This morning’s key headlines from GenerationalDynamics.com
- Immigrant issues explode over street riots in Singapore
- U.S. to help France in Central African Republic military intervention
- Vladimir Putin ‘liquidates’ Russia’s Ria Novosti news agency
Immigrant issues explode over street riots in Singapore
Protester carries ‘Singapore for Singaporeans’ in large anti-immigrant rally in Singapore in February, 2013 (AFP)
A fatal accident killing a 33-year-old Indian immigrant who wasknocked down by a private bus has sparked a spontaneous large riot onMonday in Singapore in the “Little India” section, which is mostlypopulated by migrants from India and Bangladesh. Police arrested 27people, mostly Indian nationals, among the 400 people who rioted.
These are the largest immigrant riots since the 1969, since there weremassive, bloody riots in Singapore. According to Deputy PrimeMinister Teo Chee Hean:
“I want to make very clear that the government willnot tolerate such lawless behaviour. I have asked the police toinvestigate the matter thoroughly and deal with all aspects ofthis incident and all persons involved strictly, firmly and fairlyaccording to our law.”
Rioting in Singapore is punishable by up to seven years in prison pluscaning. (Yes, caning.)
However, immigration is a continuing issue in the city-state. InFebruary, more than 4,000 indigenous Singaporeans staged a rally, oneof Singapore’s largest ever. They were angered by a governmentpopulation white paper that showed that the population of immigrantswas growing much faster than the population of Singaporeans, thanks toa rapidly declining birth rate.
According to the January, 2013, white paper:
“Singaporeans form the core of our society and theheart of our nation.

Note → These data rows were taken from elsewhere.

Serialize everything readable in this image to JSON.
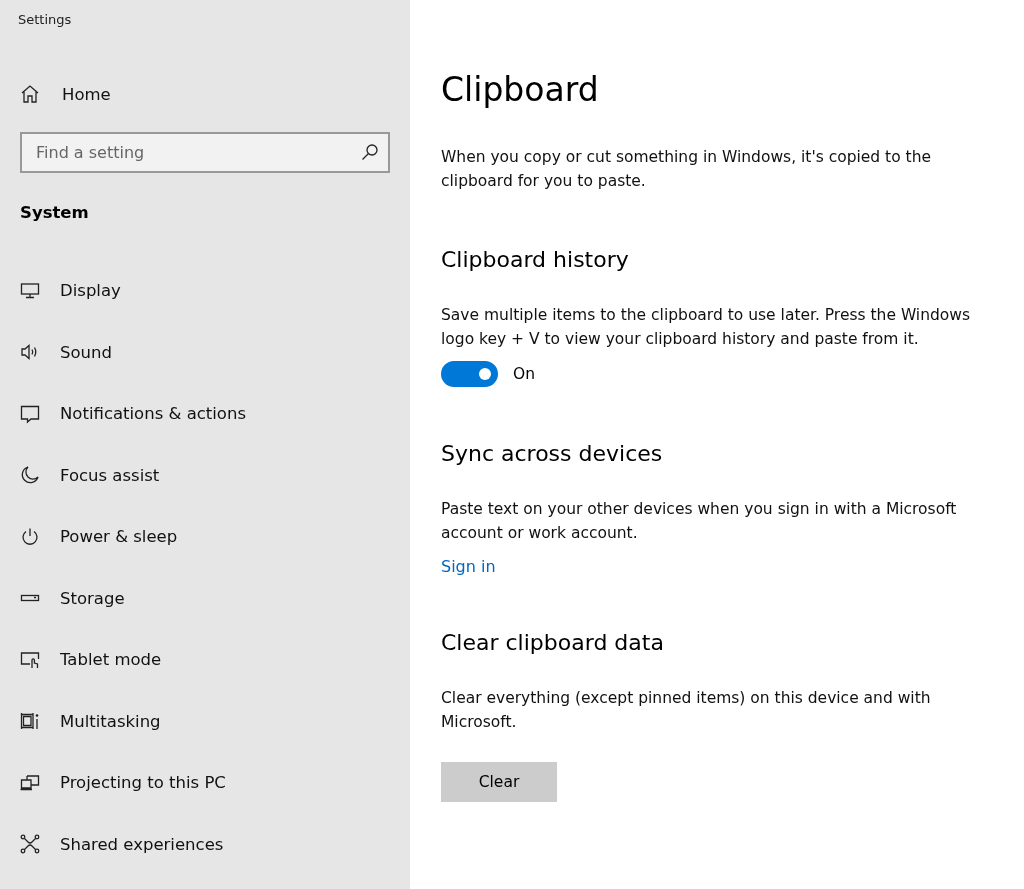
{
  "window": {
    "title": "Settings"
  },
  "sidebar": {
    "home": {
      "label": "Home"
    },
    "search": {
      "placeholder": "Find a setting"
    },
    "group": "System",
    "items": [
      {
        "label": "Display"
      },
      {
        "label": "Sound"
      },
      {
        "label": "Notifications & actions"
      },
      {
        "label": "Focus assist"
      },
      {
        "label": "Power & sleep"
      },
      {
        "label": "Storage"
      },
      {
        "label": "Tablet mode"
      },
      {
        "label": "Multitasking"
      },
      {
        "label": "Projecting to this PC"
      },
      {
        "label": "Shared experiences"
      }
    ]
  },
  "page": {
    "title": "Clipboard",
    "intro": "When you copy or cut something in Windows, it's copied to the clipboard for you to paste.",
    "sections": [
      {
        "kind": "toggle",
        "heading": "Clipboard history",
        "text": "Save multiple items to the clipboard to use later. Press the Windows logo key + V to view your clipboard history and paste from it.",
        "on": true,
        "state_label": "On"
      },
      {
        "kind": "link",
        "heading": "Sync across devices",
        "text": "Paste text on your other devices when you sign in with a Microsoft account or work account.",
        "link": "Sign in"
      },
      {
        "kind": "button",
        "heading": "Clear clipboard data",
        "text": "Clear everything (except pinned items) on this device and with Microsoft.",
        "button": "Clear"
      }
    ]
  }
}
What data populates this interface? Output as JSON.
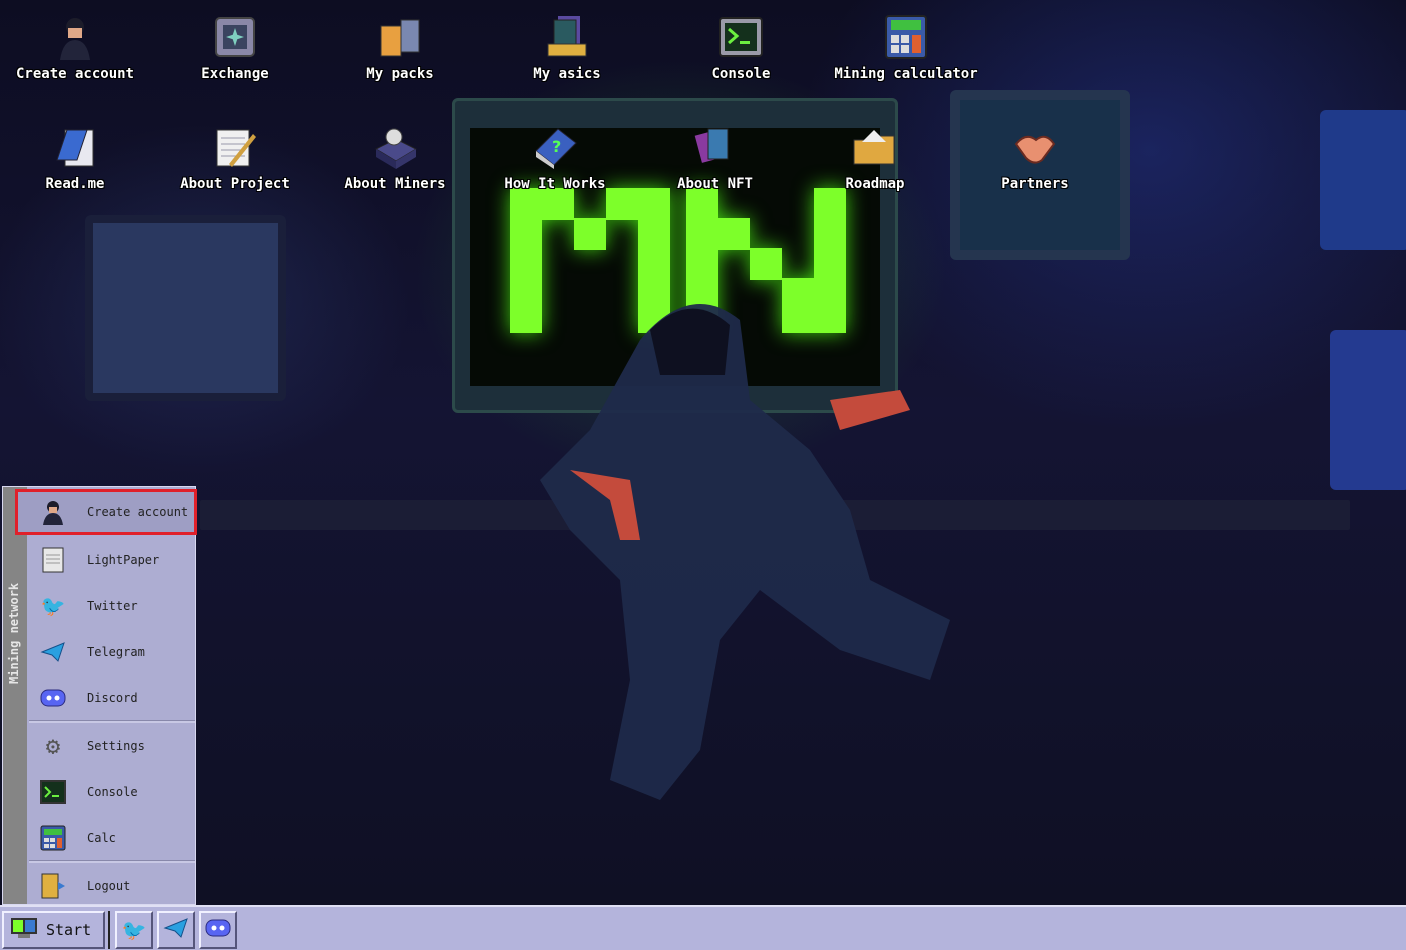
{
  "desktop": {
    "row1": [
      {
        "label": "Create account",
        "icon": "hacker-avatar-icon"
      },
      {
        "label": "Exchange",
        "icon": "safe-icon"
      },
      {
        "label": "My packs",
        "icon": "packs-icon"
      },
      {
        "label": "My asics",
        "icon": "asics-icon"
      },
      {
        "label": "Console",
        "icon": "console-icon"
      },
      {
        "label": "Mining calculator",
        "icon": "calculator-icon"
      }
    ],
    "row2": [
      {
        "label": "Read.me",
        "icon": "notepad-icon"
      },
      {
        "label": "About Project",
        "icon": "notebook-pen-icon"
      },
      {
        "label": "About Miners",
        "icon": "miner-gear-icon"
      },
      {
        "label": "How It Works",
        "icon": "help-book-icon"
      },
      {
        "label": "About NFT",
        "icon": "nft-cards-icon"
      },
      {
        "label": "Roadmap",
        "icon": "folder-icon"
      },
      {
        "label": "Partners",
        "icon": "handshake-icon"
      }
    ]
  },
  "start_menu": {
    "sidebar_title": "Mining network",
    "items": [
      {
        "label": "Create account",
        "icon": "hacker-avatar-icon",
        "selected": true
      },
      {
        "label": "LightPaper",
        "icon": "document-icon"
      },
      {
        "label": "Twitter",
        "icon": "twitter-icon"
      },
      {
        "label": "Telegram",
        "icon": "telegram-icon"
      },
      {
        "label": "Discord",
        "icon": "discord-icon"
      },
      {
        "label": "Settings",
        "icon": "gear-icon"
      },
      {
        "label": "Console",
        "icon": "console-icon"
      },
      {
        "label": "Calc",
        "icon": "calculator-icon"
      },
      {
        "label": "Logout",
        "icon": "logout-door-icon"
      }
    ]
  },
  "taskbar": {
    "start_label": "Start",
    "quick_launch": [
      "twitter-icon",
      "telegram-icon",
      "discord-icon"
    ]
  },
  "colors": {
    "highlight_border": "#e0202a",
    "menu_bg": "#adadd2",
    "taskbar_bg": "#b4b4dc",
    "screen_green": "#7dff2a"
  }
}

To be a strong and cohesive society, we musthave a strong Singaporean core.
Strong families are the bedrock of our society, through which wepass on our values and sense of belonging from one generation tothe next. We may have diverse geographical and ethnic backgrounds,but we are all Singaporean because we share certain key values andaspirations, including meritocracy, a fair and just society, andrespect for one another’s culture within a broad common spacewhere all interact and bond.”
U.S. to help France in Central African Republic military intervention

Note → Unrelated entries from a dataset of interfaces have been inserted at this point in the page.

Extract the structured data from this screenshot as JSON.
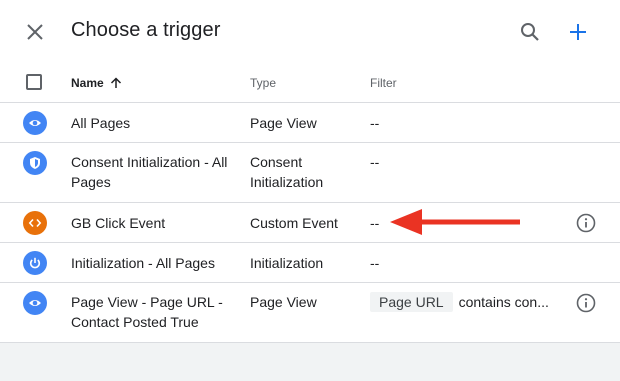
{
  "header": {
    "title": "Choose a trigger",
    "close_icon": "close-icon",
    "search_icon": "search-icon",
    "add_icon": "add-icon"
  },
  "table": {
    "columns": {
      "name": "Name",
      "type": "Type",
      "filter": "Filter"
    },
    "sort_icon": "arrow-up-icon",
    "rows": [
      {
        "name": "All Pages",
        "type": "Page View",
        "filter": "--",
        "icon": "eye-icon",
        "icon_color": "#4285f4"
      },
      {
        "name": "Consent Initialization - All Pages",
        "type": "Consent Initialization",
        "filter": "--",
        "icon": "shield-icon",
        "icon_color": "#4285f4"
      },
      {
        "name": "GB Click Event",
        "type": "Custom Event",
        "filter": "--",
        "icon": "code-icon",
        "icon_color": "#e8710a"
      },
      {
        "name": "Initialization - All Pages",
        "type": "Initialization",
        "filter": "--",
        "icon": "power-icon",
        "icon_color": "#4285f4"
      },
      {
        "name": "Page View - Page URL - Contact Posted True",
        "type": "Page View",
        "filter_chip": "Page URL",
        "filter_text": "contains con...",
        "icon": "eye-icon",
        "icon_color": "#4285f4"
      }
    ]
  },
  "colors": {
    "accent_blue": "#1a73e8",
    "icon_blue": "#4285f4",
    "icon_orange": "#e8710a",
    "arrow_red": "#ea3323"
  }
}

The U.S. military will fly African Union troops into Central AfricanRepublic, responding to a request by France. Two U.S. military C-17aircraft will fly about 850 troops from Burundi into Central AfricanRepublic by Tuesday. According to Pentagon spokesman Carl Woog, theU.S. may provide additional military resources:
“The United States is joining the internationalcommunity in this effort because of our belief that immediateaction is required to avert a humanitarian and human rightscatastrophe.”
The situation in C.A.R. is quickly worsening, according to aid groupMercy Corps which, like all non-governmental organizations, wants moremoney from the U.S. and other “wealthy” nations:
“The situation in Central African Republic isdeclining rapidly in terms of security, which is leading to ahumanitarian crisis that will continue to augment and becomelarger in scale unless the international community intervenesnow.”
More than 400,000 people have been displaced since so-called Sélékamilitias — many of them Muslims from neighboring Chad and Sudan –seized power in March, unleashing a wave of rapes, massacres andlooting on the majority Christian population. The Christians haveformed so-called anti-Balaka militias and are performing revengeattacks on Muslims. Some 400 people have died since Thursday in thecapital Bangui alone. The fear is that the sectarian violence willspread throughout the country, leading a situation like the Rwandagenocide in 1994. Reuters and AFP
Vladimir Putin ‘liquidates’ Russia’s Ria Novosti news agency
Russia’s president Vladimir Putin took one more step on Monday toreturn Russia to a Soviet-style dictatorship, when it was announcedthat the Ria Novosti news agency would be “liquidated,” and mergedwith the more compliant Russia Today. Ria Novosti is state owned, butit has angered Putin supporters by trying to present a relativelybalanced news coverage, occasionally presenting Putin or the Kremlinin a less than favorable light. Ria Novosti presented fairly biasedcoverage of the 2012 anti-Putin protests in Moscow, and more recentlyof the pro-Europe protests in Ukraine.
The new news agency will be headed by Dmitry Kiselyov, who isvitriolically anti-American and pro-Putin, and once said thathomosexuals people should be banned from giving blood and that whenthey die, their hearts should be “buried or incinerated as unsuitableto prolong someone’s life.” Ria Novosti and Telegraph (London)